- Asynchronous learning delivers a lot more flexibility. Content is available on-demand and assignments are predicated on deadlines, not milestones.
- Courses identified as hybrid or blended may include synchronous and asynchronous methods. More importantly, make certain to clarify if the terms “hybrid” and “blended” are describing a combination of online and face-to-face learning.
Research Timeframes and Pacing
Look into the structure, in the sense of pacing and timeframes, of how courses are taught. Are they based on quarters, semesters, trimesters, or do they allow you to navigate courses at your own pace?
“Self-paced programs are generally competency-based,” wrote Nursing Management. “In a competency-based nursing program, competency is identified for individual courses and learners can move rapidly through content they know so they can focus on subjects they find more challenging. Courses have no specific start and stop times and are offered in asynchronous formats. Students who do well in the competency-based option are self-directed and motivated to learn. Also, costs for competency-based programs are generally paid on a per semester basis, so if it takes longer for you to complete the program, tuition costs can be higher.”
Review and Compare Courses
Examine course descriptions, objectives, credit hours, clinical hours, and time requirements.
- See if you can take a course before program admission and if the credits will be applied to your program of study. This allows you to test drive the school’s educational vehicles.
- Understand the number of clinical hours and clinical sites required. Competition for clinical sites runs high across nursing programs. You’ll want to know whether you’ll be expected to negotiate your own clinical site or if the program helps secure one.
- Investigate the faculty and its role in your education. Are instructors actually teachers or just facilitators? Are they available to assist outside the course, just as traditional professors have office hours? Are academic advisors provided?
- Ensure that the online program has a solid technological foundation and a strong support team.
- Inquire about online student support services, such as an online library, tutoring, mentoring, student forums, and peer networks.
- Nursing Management suggests asking about feedback policies. “Because online learning can be perceived as more ‘hands-off’ than face-to-face learning, ask how and how often feedback is provided. If one assignment builds upon another, you should expect to receive written feedback on the first assignment before you begin the second. A general rule for many nursing programs is for the faculty member to provide written feedback on an assignment within 10 business days.”
- Consider tuition and related costs. In-state and out-of-state rates for universities vary. In-state is often cheaper because the program is subsidized by local taxes. Are there activity fees? Are there lab fees? Private schools are generally more expensive than public ones.
- Look into scholarships, grants, and student loan options. These too will differ by institution.
Questions to Ask
Once you’ve decided on a program. Nursing Management recommends asking the following questions.
- What's the faculty-to-student ratio?
- How do students contact faculty members?
- How many clinical hours are required?
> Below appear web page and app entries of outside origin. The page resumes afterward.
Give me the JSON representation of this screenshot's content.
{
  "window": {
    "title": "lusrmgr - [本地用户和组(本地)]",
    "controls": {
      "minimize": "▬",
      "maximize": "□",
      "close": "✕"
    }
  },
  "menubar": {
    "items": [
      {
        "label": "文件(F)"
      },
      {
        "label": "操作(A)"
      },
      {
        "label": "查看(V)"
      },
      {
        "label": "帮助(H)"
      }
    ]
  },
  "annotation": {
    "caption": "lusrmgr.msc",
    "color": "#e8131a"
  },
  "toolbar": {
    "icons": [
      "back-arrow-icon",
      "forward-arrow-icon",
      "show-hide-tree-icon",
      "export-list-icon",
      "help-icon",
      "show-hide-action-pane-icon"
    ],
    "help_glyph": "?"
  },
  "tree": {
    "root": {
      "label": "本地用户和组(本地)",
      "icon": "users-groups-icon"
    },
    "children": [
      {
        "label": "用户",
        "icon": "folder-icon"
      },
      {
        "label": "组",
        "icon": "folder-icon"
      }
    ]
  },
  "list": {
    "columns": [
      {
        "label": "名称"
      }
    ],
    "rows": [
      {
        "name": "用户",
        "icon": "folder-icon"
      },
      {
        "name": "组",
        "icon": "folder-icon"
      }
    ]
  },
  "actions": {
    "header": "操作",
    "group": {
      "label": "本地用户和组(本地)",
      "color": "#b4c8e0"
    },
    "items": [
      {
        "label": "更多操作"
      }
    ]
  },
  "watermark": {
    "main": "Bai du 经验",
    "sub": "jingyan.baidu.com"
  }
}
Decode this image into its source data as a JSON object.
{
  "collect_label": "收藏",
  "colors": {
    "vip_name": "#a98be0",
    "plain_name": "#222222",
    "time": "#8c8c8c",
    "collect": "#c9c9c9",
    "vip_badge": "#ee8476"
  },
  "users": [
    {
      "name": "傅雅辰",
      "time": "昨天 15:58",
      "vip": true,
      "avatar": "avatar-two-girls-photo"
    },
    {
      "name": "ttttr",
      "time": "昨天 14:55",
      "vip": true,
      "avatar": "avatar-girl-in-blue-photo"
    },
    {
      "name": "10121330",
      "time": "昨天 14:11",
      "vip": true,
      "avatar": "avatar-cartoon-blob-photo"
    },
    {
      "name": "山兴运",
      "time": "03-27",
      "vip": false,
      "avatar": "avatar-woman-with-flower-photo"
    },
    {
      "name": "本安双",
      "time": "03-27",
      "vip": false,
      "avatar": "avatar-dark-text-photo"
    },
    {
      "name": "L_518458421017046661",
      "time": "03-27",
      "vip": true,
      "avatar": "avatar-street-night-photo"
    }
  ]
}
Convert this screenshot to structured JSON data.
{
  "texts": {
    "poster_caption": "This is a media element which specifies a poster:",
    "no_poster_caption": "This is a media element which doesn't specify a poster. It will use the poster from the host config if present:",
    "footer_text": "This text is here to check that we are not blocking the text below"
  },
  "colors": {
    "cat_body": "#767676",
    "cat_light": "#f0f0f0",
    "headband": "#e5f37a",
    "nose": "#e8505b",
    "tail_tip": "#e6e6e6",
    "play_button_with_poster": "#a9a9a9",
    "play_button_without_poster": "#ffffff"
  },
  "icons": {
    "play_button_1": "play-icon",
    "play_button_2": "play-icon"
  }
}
- Can I complete clinical hours in my work setting or do I need to find another local clinical site?
- How do students interact with their peers?
- What technology is required for online courses?
- Is technical support provided?
- Is financial aid available?
Whether nurses are looking to begin their careers, progress to the next level, or transition into leadership, online programs can deliver undergraduate, graduate, and professional programs for further development. This option provides a needed alternative to bridge the gap left in the wake of complications that continue to plague traditional nursing schools. And for travel nurses, who want to grow but are on the road, online learning may be the solution that ensures ongoing care and a path to a new generation of desperately needed leaders.